A Guide to Trail Cam Placement Through the Deer Season
Don’t just set your trail cams and forget them. Move them to the money spots as the season progresses, from...
Don’t just set your trail cams and forget them. Move them to the money spots as the season progresses, from August through winter. This month-by-month schedule will help you maximize the usefulness of your camera traps to track big bucks on your property.
Where: Summer food sources, mineral blocks, supplemental feeding locations (where legal), and water sources in arid climates.
Why: Summer bucks will visit these places routinely, providing you the perfect chance to take an inventory of deer, check out antler growth, and get pumped for the coming season.
**Tip: **Your cams will take lots of pictures now, so consider a secondary battery source.
Where: Trails leading to and from food sources and new rubs nearby.
Why: The evening feeding pattern is a buck’s most predictable routine as archery seasons begin. These pictures will tell you where to hunt.
Tip: Big bucks often hang back from field edges before entering. When you get pictures of a good buck near rubs 20 to 40 yards off the edge, hang a stand.
Sept. 25-Oct. 25
Where: Field-edge scrapes.
Why: As the rut gets closer, bucks will hit these spots to communicate and measure up rivals. These are great places to take a quick inventory of bucks after bachelor groups disperse.
Tip: Adding tarsal-gland lure or fresh urine to scrapes, especially later in October, can increase the number of buck visits.
Oct. 25-Nov. 5
Where: Primary scrapes and signpost rubs.
Why: Does are visiting scrapes, and bucks know it. Bucks are also hitting the biggest rubs to advertise their presence.
Tip: Look for primary scrapes in heavier cover; they often have rubs and smaller scrapes nearby.
Where: Doe bedding areas and trails leading to them.
Why: This is peak breeding time. Does will spend the majority of their daylight hours here–and bucks will find them.

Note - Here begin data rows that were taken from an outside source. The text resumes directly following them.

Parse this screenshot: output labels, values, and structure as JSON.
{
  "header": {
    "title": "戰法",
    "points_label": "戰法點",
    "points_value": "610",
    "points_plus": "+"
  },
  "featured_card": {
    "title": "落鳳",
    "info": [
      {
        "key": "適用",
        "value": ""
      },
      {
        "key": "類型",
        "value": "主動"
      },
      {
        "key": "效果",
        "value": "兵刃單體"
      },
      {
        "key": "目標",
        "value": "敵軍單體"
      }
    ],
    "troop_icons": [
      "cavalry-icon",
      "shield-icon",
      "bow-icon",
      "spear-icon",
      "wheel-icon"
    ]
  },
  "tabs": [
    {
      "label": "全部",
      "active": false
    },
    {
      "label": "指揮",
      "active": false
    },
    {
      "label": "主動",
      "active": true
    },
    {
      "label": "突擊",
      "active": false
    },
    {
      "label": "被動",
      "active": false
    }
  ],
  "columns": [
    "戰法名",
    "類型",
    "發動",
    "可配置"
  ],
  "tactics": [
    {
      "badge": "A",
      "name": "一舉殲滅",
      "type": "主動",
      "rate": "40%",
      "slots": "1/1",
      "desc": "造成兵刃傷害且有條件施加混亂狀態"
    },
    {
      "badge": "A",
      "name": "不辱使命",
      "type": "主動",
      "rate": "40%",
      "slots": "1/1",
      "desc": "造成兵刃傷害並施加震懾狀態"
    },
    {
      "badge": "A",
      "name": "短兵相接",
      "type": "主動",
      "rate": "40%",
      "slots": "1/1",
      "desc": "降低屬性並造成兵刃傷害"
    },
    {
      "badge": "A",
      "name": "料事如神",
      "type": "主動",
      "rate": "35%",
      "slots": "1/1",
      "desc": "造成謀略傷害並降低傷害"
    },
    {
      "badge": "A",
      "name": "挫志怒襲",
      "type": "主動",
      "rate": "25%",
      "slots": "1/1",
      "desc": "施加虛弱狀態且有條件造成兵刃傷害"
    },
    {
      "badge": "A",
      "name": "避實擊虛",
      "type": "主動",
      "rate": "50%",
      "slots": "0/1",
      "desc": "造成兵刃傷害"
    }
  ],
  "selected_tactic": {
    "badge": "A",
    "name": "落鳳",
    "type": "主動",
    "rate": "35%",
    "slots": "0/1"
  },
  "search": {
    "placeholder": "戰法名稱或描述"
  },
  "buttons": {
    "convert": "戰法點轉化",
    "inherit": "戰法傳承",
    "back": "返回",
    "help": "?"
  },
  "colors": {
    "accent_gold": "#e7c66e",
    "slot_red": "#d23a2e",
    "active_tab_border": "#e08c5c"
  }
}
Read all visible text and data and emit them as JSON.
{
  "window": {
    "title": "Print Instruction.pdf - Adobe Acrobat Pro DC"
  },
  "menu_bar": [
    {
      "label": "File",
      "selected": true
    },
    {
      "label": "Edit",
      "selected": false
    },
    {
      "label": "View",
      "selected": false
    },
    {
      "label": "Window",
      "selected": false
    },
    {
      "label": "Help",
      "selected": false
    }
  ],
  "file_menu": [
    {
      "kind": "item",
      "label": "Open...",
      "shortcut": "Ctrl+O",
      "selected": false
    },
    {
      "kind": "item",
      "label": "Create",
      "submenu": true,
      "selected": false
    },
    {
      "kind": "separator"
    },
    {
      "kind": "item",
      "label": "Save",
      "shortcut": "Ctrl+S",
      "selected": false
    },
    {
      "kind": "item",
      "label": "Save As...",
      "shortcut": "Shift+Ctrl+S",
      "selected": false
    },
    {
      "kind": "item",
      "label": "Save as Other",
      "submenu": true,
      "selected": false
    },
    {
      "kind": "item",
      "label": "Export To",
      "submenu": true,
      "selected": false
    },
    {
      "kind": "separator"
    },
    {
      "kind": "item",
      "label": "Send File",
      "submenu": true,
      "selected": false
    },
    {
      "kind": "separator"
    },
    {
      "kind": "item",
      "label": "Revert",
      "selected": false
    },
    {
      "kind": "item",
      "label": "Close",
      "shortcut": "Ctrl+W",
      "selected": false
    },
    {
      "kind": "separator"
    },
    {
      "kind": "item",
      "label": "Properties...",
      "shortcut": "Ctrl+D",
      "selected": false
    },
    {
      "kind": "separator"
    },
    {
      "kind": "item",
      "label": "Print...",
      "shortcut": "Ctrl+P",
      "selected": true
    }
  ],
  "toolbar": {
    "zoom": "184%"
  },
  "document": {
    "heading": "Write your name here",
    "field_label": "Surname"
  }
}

Tip: Check these cams only when you need to make a decision on where to hunt. Too much scent in bedding areas is bad news.
Nov. 20-Dec. 1**
Where: Pinch points, funnels, travel lanes.
Why: Bucks are putting on miles seeking out the last hot does.
Tip: You’ll get more pictures of cruising bucks if you aim your camera down the trail, as opposed to perpendicular to it.
Dec. 1-Jan. 15
Where: Trails leading to prime food sources.
Why: With no rut activity, it’s like the early season with snow–it’s all about the food.
Tip: Cold weather kills both batteries and scent. Check your cameras more often.
From the August 2013 issue of Field & Stream